The following example covers the creation of a Cloud Foundry Service Key in a Jenkinsfile with using a JSON string as a config for the Service Key creation. If you use a Jenkinsfile for passing the parameter values you need to escape the double quotes in the JSON config string.

cloudFoundryCreateServiceKey(
  cfApiEndpoint: 'https://test.server.com',
  cfCredentialsId: 'cfCredentialsId',
  cfOrg: 'cfOrg',
  cfSpace: 'cfSpace',
  cfServiceInstance: 'myServiceInstance',
  cfServiceKeyName: 'myServiceKey',
  cfServiceKeyConfig: '{\"example\":\"value\",\"example\":\"value\"}',
  script: this,
)

Create Service Key with JSON string as parameter in .pipeline/config.yml file

If you chose to provide a config.yml file you can provide the parameters including the values in this file. You only need to set the script parameter when calling the step:

cloudFoundryCreateServiceKey(
  script: this,
)

The .pipeline/config.yml has to contain the following parameters accordingly:

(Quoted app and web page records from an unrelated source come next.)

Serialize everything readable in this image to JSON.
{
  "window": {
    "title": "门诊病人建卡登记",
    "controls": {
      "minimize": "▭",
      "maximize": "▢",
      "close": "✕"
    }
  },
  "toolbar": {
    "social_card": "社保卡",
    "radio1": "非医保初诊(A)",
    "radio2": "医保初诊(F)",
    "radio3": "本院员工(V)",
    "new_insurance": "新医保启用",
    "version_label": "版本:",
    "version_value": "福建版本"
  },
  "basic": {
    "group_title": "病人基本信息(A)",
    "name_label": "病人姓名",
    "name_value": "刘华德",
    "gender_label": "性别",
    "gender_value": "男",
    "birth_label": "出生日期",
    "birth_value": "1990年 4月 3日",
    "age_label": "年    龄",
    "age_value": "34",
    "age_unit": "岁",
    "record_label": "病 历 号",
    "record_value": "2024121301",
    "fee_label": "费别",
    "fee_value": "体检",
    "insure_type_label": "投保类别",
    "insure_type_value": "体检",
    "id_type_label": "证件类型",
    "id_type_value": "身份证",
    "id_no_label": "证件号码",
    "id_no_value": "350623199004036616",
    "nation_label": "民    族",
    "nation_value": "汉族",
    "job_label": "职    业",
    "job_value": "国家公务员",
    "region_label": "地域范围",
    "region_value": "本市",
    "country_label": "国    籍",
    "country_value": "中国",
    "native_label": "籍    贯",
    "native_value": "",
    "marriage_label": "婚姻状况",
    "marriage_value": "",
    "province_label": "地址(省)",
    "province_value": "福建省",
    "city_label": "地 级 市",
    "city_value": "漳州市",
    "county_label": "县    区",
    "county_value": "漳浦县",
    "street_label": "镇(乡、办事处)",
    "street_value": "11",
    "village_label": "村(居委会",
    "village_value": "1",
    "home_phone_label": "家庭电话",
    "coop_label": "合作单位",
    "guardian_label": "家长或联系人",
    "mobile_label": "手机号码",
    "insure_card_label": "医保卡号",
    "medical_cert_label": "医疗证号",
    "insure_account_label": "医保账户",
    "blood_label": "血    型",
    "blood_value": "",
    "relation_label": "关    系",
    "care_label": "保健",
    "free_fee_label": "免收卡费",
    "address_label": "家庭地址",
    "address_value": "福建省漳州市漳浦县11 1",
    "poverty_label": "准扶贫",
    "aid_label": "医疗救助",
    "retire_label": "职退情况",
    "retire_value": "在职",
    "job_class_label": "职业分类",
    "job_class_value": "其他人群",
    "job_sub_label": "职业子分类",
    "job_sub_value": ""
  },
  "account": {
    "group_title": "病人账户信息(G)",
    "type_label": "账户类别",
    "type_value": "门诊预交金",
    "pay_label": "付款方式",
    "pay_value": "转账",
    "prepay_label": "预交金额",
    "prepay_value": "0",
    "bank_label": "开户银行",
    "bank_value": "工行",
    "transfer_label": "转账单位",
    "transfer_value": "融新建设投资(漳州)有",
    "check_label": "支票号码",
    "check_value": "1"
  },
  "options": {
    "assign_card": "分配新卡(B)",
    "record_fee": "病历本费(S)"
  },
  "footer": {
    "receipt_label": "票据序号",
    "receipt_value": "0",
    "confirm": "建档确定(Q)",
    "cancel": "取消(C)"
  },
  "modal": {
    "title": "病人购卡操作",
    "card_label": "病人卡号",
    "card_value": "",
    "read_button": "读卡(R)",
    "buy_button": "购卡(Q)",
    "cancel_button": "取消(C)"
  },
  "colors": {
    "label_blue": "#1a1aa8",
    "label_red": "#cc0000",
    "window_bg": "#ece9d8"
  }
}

steps:
    cloudFoundryCreateServiceKey:
        cfApiEndpoint: 'https://test.server.com'
        cfOrg: 'testOrg'
        cfSpace: 'testSpace'
        cfServiceInstance: 'testInstance'
        cfServiceKeyName: 'myServiceKey'
        cfServiceKeyConfig: '{"example":"value","example":"value"}'
        cfCredentialsId: 'cfCredentialsId'

When using a .pipeline/config.yml file you don't need to escape the double quotes in the JSON config string. You can also pass the path to a JSON config file in the cfServiceKeyConfig parameter. Example: cfServiceKeyConfig: 'serviceKeyconfig.json'